Sikh council plea to halt mixed-faith wedding protests
A Sikh group has asked for protests at mixed-faith weddings to stop for six months while new guidelines are tried.
Several weddings between Sikhs and non-Sikhs have been disrupted in recent weeks by protesters who say the ceremony should be for Sikhs only.
The Sikh Council (UK) argues that the Sikh wedding ceremony, or Anand Karaj, should be reserved only for Sikhs.
But many in the Sikh community disagree with this ruling, saying Sikhism teaches equality and acceptance.
The Sikh Council hosted a meeting of Sikh representatives from across the UK on Sunday to discuss solutions to the tensions.
This included drawing up a voluntary "code of conduct" designed to address any uncertainties around mixed marriages in the Sikh community.
Marrying people of other faiths is acceptable, they said, but marrying them in a Sikh temple is not.
A BBC Asian Network investigation had previously found that Sikh weddings were regularly disrupted by protesters opposed to mixed-faith marriages in Sikh temples, called Gurdwaras.
The meeting called for the protests to stop for six months to "allow education processes, programmes and resources" to be developed and implemented by Gurdwaras.
Navraj Singh, who attended the meeting, says the protesters do not want to break anyone's hearts, but Sikh scriptures say there is a code of conduct laid down by the Gurus, which needs to be upheld.
The Sikh Council says only Sikhs can take part in the Sikh wedding ceremony.
Non-Sikhs can only be involved if they accept the Sikh faith and change their name to include Singh or Kaur.

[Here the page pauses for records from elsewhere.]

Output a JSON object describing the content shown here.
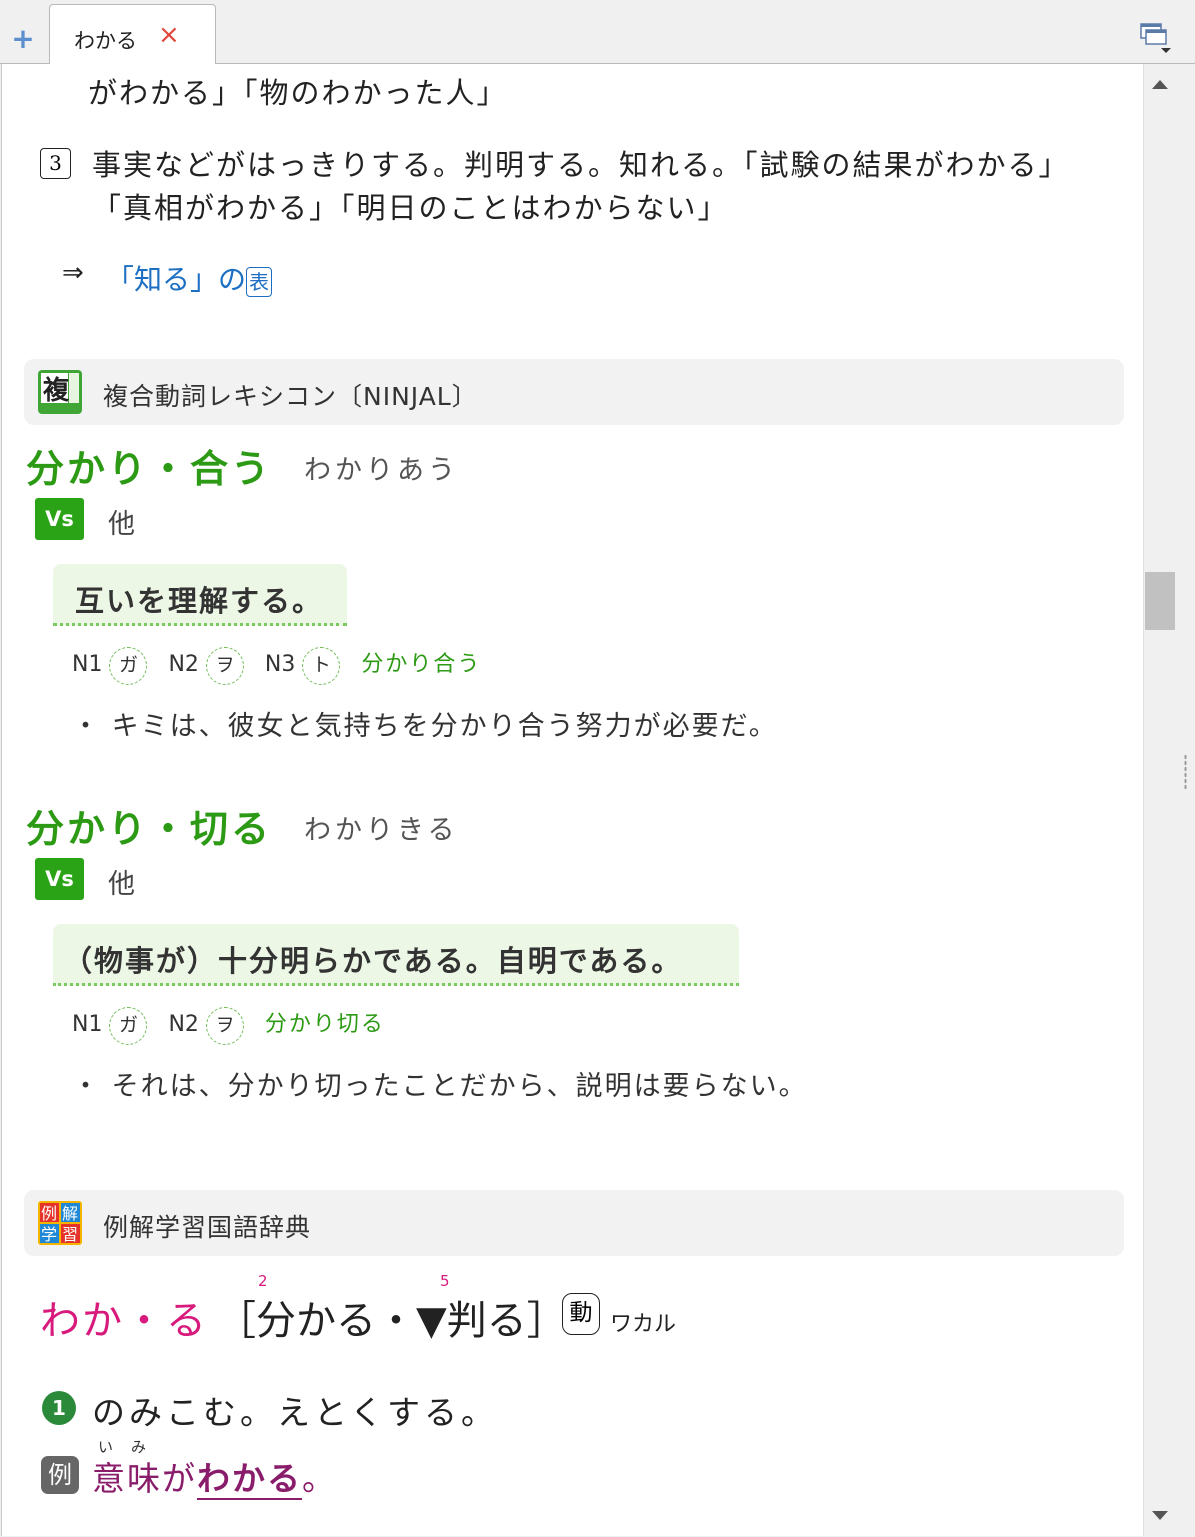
{
  "tabbar": {
    "tab_label": "わかる",
    "close_glyph": "×",
    "add_glyph": "+"
  },
  "entry1": {
    "line_top": "がわかる」「物のわかった人」",
    "sense3_num": "3",
    "sense3_line1": "事実などがはっきりする。判明する。知れる。「試験の結果がわかる」",
    "sense3_line2": "「真相がわかる」「明日のことはわからない」",
    "arrow": "⇒",
    "ref_link": "「知る」の",
    "ref_box": "表"
  },
  "ninjal": {
    "title": "複合動詞レキシコン〔NINJAL〕",
    "icon_char": "複",
    "entries": [
      {
        "headword": "分かり・合う",
        "reading": "わかりあう",
        "badge": "Vs",
        "transitivity": "他",
        "meaning": "互いを理解する。",
        "frame": {
          "n1": "N1",
          "p1": "ガ",
          "n2": "N2",
          "p2": "ヲ",
          "n3": "N3",
          "p3": "ト",
          "word": "分かり合う"
        },
        "example": "・ キミは、彼女と気持ちを分かり合う努力が必要だ。"
      },
      {
        "headword": "分かり・切る",
        "reading": "わかりきる",
        "badge": "Vs",
        "transitivity": "他",
        "meaning": "（物事が）十分明らかである。自明である。",
        "frame": {
          "n1": "N1",
          "p1": "ガ",
          "n2": "N2",
          "p2": "ヲ",
          "word": "分かり切る"
        },
        "example": "・ それは、分かり切ったことだから、説明は要らない。"
      }
    ]
  },
  "reikai": {
    "title": "例解学習国語辞典",
    "icon_chars": [
      "例",
      "解",
      "学",
      "習"
    ],
    "headword": "わか・る",
    "kanji_form": "［分かる・▼判る］",
    "grade_1": "2",
    "grade_2": "5",
    "pos": "動",
    "katakana": "ワカル",
    "def_num": "1",
    "def_text": "のみこむ。えとくする。",
    "example_label": "例",
    "example_ruby": "いみ",
    "example_pre": "意味が",
    "example_hl": "わかる",
    "example_post": "。"
  },
  "colors": {
    "green": "#2c9a14",
    "pink": "#d81a7d",
    "link_blue": "#1d6fc2",
    "example_purple": "#8a1d6b"
  }
}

"If somebody really passionately wants to have an Anand Karaj they have to accept that the long-established code of conduct for Sikhs clearly states only a Sikh can be wedded by the Anand Karaj", said Gurinder Singh Josan, from the Sikh Council.
People of other faiths are welcome in Sikh temples and can attend blessings for their wedding there, Shamsher Singh of the National Sikh Youth Federation told BBC Radio 4's Today Programme.
Sikh scholar Davinder Panesar says, "If the Gurus don't accept division in faith, caste or gender, why is it being enforced on the Sikh community? It doesn't make sense and contradicts Sikh teachings."
The proposals put forward by the Sikh Council are voluntary. It is up to the Gurdwaras if they implement them.
But Navraj Singh is not sure everyone will follow the guidelines.
"I can envisage there are going to be some Gurdwaras who say we're going to do what we want. I can still envisage some protests happening at these places of worship, people who chose not to follow the Sikh Council," he said.